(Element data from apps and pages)

>>>>

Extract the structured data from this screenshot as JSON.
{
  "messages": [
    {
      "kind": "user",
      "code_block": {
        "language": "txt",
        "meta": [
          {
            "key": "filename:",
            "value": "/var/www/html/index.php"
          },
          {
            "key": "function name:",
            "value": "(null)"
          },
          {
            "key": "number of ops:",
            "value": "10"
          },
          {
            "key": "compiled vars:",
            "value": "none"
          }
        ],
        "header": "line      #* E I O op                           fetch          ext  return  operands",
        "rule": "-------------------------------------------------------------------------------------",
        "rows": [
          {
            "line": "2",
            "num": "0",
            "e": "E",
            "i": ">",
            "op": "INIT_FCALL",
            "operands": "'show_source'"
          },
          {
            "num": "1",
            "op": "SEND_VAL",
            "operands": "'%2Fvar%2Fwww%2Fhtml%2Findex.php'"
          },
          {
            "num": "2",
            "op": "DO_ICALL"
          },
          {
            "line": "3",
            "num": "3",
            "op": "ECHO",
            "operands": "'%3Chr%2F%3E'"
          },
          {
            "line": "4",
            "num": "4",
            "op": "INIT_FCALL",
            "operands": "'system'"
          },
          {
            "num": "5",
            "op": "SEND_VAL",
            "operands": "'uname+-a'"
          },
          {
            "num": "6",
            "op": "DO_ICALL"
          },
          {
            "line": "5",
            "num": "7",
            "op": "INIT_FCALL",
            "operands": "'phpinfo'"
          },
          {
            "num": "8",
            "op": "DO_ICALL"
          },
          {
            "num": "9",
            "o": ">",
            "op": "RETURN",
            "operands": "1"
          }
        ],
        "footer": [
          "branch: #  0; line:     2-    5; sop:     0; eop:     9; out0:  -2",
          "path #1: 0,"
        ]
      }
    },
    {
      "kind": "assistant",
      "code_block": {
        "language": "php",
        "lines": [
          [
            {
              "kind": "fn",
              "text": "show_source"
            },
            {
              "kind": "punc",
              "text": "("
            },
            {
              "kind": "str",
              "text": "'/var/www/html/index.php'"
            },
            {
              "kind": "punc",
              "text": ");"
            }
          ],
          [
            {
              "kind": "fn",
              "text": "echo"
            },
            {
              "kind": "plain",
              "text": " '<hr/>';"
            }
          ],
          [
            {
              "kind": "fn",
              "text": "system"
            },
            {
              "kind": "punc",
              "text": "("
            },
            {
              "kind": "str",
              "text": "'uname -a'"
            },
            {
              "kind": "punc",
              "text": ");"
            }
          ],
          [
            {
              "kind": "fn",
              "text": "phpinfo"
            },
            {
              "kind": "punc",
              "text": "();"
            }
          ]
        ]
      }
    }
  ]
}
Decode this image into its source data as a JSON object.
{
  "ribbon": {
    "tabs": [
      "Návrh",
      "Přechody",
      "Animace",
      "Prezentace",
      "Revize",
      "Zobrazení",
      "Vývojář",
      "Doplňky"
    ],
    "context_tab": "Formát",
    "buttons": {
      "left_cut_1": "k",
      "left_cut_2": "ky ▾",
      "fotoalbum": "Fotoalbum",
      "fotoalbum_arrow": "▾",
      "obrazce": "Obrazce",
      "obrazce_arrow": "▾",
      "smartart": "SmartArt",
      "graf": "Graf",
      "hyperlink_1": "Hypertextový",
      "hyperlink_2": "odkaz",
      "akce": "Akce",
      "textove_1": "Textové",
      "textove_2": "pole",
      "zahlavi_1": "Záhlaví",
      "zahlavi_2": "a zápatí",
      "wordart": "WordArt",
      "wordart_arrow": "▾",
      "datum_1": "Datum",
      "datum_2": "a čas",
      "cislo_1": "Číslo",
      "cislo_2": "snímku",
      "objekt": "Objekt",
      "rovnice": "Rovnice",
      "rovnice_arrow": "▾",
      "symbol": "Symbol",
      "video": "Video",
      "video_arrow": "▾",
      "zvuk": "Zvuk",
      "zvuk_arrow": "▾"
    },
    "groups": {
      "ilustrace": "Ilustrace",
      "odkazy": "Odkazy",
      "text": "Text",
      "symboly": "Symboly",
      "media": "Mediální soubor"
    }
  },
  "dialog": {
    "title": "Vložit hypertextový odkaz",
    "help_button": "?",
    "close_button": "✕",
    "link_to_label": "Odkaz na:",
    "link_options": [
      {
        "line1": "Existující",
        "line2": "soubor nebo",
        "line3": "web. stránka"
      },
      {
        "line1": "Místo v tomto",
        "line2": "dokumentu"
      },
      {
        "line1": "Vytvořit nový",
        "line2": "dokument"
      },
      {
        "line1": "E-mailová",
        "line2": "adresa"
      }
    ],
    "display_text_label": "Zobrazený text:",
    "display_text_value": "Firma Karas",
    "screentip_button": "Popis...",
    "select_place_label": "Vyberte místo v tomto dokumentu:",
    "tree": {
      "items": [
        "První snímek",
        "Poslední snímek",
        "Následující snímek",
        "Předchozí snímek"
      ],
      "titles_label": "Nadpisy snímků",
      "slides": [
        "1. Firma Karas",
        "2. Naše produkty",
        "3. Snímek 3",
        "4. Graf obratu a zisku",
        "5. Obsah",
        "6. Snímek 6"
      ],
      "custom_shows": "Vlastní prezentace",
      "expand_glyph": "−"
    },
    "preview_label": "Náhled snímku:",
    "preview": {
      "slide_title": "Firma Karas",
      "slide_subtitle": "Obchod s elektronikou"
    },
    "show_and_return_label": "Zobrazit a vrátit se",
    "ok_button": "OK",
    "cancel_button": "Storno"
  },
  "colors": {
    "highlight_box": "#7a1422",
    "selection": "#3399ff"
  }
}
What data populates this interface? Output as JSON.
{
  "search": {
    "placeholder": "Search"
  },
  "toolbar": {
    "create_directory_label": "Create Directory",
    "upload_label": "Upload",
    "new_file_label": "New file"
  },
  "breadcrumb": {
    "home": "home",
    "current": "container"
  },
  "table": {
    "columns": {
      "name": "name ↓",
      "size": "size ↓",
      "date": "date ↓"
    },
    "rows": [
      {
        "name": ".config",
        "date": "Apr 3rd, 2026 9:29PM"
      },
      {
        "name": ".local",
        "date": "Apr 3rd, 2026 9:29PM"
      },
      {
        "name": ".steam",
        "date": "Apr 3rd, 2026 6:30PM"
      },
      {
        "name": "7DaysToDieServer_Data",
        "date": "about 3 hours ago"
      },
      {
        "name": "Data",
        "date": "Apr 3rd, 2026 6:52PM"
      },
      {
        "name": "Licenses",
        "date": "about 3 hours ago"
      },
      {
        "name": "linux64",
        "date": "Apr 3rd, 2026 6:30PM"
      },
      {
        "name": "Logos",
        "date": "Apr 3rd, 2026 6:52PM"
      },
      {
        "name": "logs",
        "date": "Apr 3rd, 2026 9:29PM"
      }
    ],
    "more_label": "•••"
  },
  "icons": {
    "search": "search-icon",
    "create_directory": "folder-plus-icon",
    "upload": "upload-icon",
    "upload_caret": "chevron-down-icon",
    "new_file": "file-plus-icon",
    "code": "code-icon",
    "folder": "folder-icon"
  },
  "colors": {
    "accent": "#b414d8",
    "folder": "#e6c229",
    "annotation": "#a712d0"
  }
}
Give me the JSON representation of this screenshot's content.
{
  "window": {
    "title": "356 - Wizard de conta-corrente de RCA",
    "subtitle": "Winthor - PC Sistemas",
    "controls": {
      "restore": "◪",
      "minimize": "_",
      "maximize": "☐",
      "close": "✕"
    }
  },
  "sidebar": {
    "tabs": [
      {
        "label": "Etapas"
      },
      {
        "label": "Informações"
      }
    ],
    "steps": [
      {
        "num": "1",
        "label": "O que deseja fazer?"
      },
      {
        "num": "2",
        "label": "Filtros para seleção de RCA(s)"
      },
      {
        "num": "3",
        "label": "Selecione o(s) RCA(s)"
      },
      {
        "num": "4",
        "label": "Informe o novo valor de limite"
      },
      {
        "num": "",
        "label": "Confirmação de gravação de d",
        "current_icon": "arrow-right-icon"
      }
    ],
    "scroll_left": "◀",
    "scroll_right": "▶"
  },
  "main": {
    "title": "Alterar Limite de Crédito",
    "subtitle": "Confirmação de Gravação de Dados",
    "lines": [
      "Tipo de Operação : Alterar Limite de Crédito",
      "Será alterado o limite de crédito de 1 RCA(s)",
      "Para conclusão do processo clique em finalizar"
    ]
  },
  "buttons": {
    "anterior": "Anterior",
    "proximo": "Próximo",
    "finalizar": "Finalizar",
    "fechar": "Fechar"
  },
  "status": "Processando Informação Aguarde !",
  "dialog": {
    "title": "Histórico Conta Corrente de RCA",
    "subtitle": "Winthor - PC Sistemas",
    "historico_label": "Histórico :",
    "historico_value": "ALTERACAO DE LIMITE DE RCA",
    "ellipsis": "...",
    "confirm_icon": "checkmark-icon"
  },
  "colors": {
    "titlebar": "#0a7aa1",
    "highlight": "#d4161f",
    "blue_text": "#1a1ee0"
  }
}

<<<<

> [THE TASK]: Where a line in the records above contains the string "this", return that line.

> [WRITTEN RESPONSE]:
Extract the structured data from this screenshot as JSON.
Decode this image into its source data as a JSON object.
What data populates this interface? Output as JSON.
Give me the JSON representation of this screenshot's content.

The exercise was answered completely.